To the left of the doorway was a lovely but fussy painting of the artist's wife: "Seated Figure with a Hat." To the right of the door was a brave but awkward figure of a standing female nude: "Nude on Blue Ground." The two paintings seemed to say the same thing: Diebenkorn had taken the figure towards two dead ends.

From another good review:
(some images added)

Richard Diebenkorn. Berkeley #22, 1954; oil on canvas. Collection: Hirshhorn Museum and Sculpture Garden, Smithsonian Institution, Regents Collections Acquisition Program, 86.5886. Courtesy of the Fine Arts Museums of San Francisco. © 2013 The Richard Diebenkorn Foundation

For example, Berkeley #22 (1954), one of the earlier works on view, instantly invokes the impression of a rising hillside whose tall horizon is topped by a darkening sky. It takes several moments to settle into the painting’s actual vernacular: an abstract composition of thick brushstrokes roughly applied in crosshatched patterns and bright colors muddied by contrasting hues emanating from above and beneath. The painting is an accumulation of gestures that seem to put line at odds with shape, the artist allowing neither to assert itself fully. But it is abstract only in peering closely at each mark or block of color; the moment one takes in the canvas as a whole, a landscape immediately snaps back into view...

Richard Diebenkorn, Seawall, 1957. Oil on canvas, 20 x 26 inches. Fine Arts Museums of San Francisco, Gift of Phyllis G. Diebenkorn, 1995.96 © 2013 The Richard Diebenkorn Foundation

Diebenkorn, Richard, Cityscape I (Landscape No. 1), 1963, Oil on canvas, 60 1/4 x 50 1/2 in, San Francisco Museum of Modern Art

Even at their most representational, the paintings here don’t cohere into declarative statements on landscape or figure. So, in looking at Seawall (1957) or Cityscape, Landscape 1 (1963), the impression that one is gazing at a view of the cliffs at Point Reyes or Potrero Hill gives way to the cognizance of how the stacked planes of color in each painting refuse to coalesce into neat representations of physical terrain.

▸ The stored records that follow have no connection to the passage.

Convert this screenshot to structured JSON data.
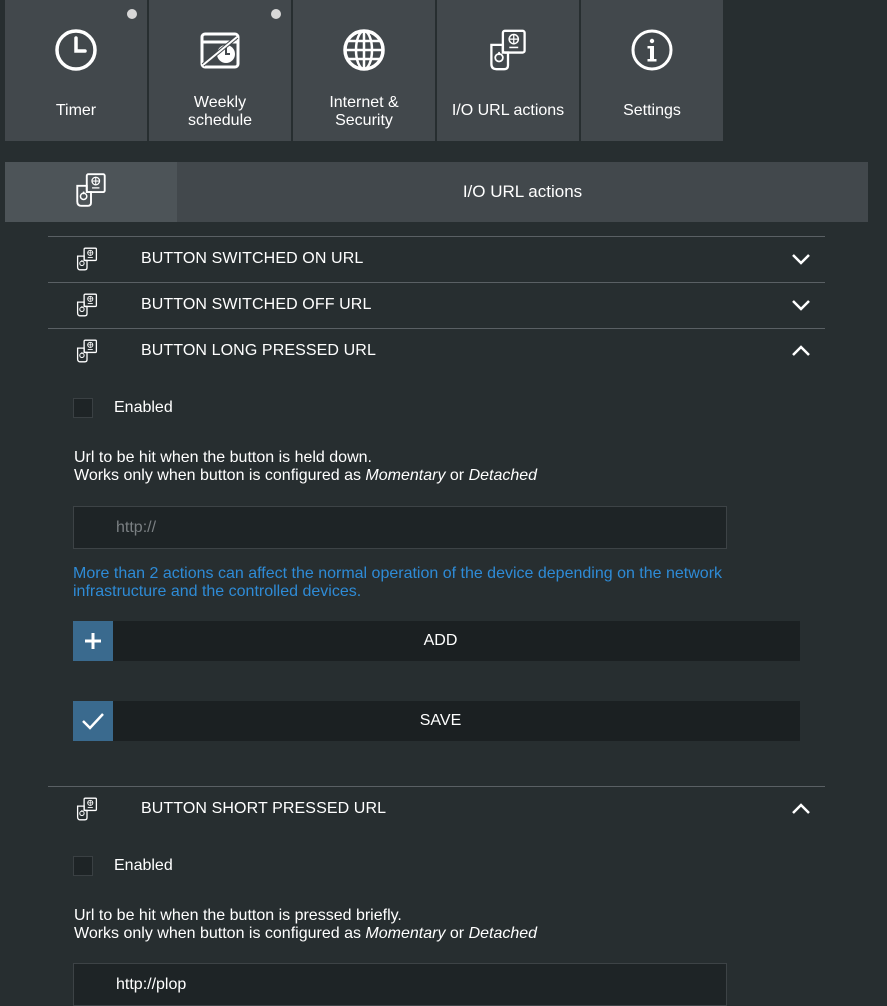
{
  "nav": {
    "tiles": [
      {
        "label": "Timer",
        "icon": "clock-icon",
        "dot": true
      },
      {
        "label": "Weekly\nschedule",
        "icon": "weekly-schedule-icon",
        "dot": true
      },
      {
        "label": "Internet &\nSecurity",
        "icon": "globe-icon",
        "dot": false
      },
      {
        "label": "I/O URL actions",
        "icon": "io-url-actions-icon",
        "dot": false
      },
      {
        "label": "Settings",
        "icon": "info-icon",
        "dot": false
      }
    ]
  },
  "section": {
    "title": "I/O URL actions",
    "icon": "io-url-actions-icon"
  },
  "actions": [
    {
      "label": "BUTTON SWITCHED ON URL",
      "expanded": false
    },
    {
      "label": "BUTTON SWITCHED OFF URL",
      "expanded": false
    },
    {
      "label": "BUTTON LONG PRESSED URL",
      "expanded": true,
      "enabled_label": "Enabled",
      "enabled": false,
      "desc_line1": "Url to be hit when the button is held down.",
      "desc_line2_prefix": "Works only when button is configured as ",
      "desc_mode1": "Momentary",
      "desc_or": " or ",
      "desc_mode2": "Detached",
      "url_value": "",
      "url_placeholder": "http://",
      "warning": "More than 2 actions can affect the normal operation of the device depending on the network infrastructure and the controlled devices.",
      "add_label": "ADD",
      "save_label": "SAVE"
    },
    {
      "label": "BUTTON SHORT PRESSED URL",
      "expanded": true,
      "enabled_label": "Enabled",
      "enabled": false,
      "desc_line1": "Url to be hit when the button is pressed briefly.",
      "desc_line2_prefix": "Works only when button is configured as ",
      "desc_mode1": "Momentary",
      "desc_or": " or ",
      "desc_mode2": "Detached",
      "url_value": "http://plop",
      "url_placeholder": "http://"
    }
  ],
  "colors": {
    "accent": "#3a6a8e",
    "warning_text": "#2e8bd6",
    "tile_bg": "#42484c",
    "page_bg": "#272e30"
  }
}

And from still another interesting review:

Berkeley No. 13, 1954, oil on canvas.

The earliest works in the exhibition are indeed abstract, graffiti like ink drawings, influenced by the abstract expressionists, specifically de Kooning. As time passes Diebenkorn’s work, much praised by the art community for its energetic, abstract qualities, becomes more figurative.

Chabot Valley, 1955, oil on canvas.

In 1955 he created “Chabot Valley” his first representational landscape. His shift to figurative work shocked the art world. In 1957 Diebenkorn wrote, “Temperamentally perhaps I had always been a landscape painter.” He further commented, “Abstract literally means to draw from or separate. In this sense every artist is abstract… a realistic or non-objective approach makes no difference. The result is what counts.”

Woman in Profile, 1958, oil on canvas.

Throughout these years Diebenkorn returns to drawing from the figure. His 1958 piece “Woman in Profile” uses energetic layers of impasto to describe a woman. Diebenkorn paints the organic shapes of the figure and juxtaposes them to the landscape outside; the grid pattern of the windows unites the two worlds.

Another good review with quite a few more images


Burgard, Timothy Anglin. RICHARD DIEBENKORN: The Berkeley Years, 1953-1966. 255 pages, including 150 color plates. 4to, boards. New Haven, Yale University Press, 2013.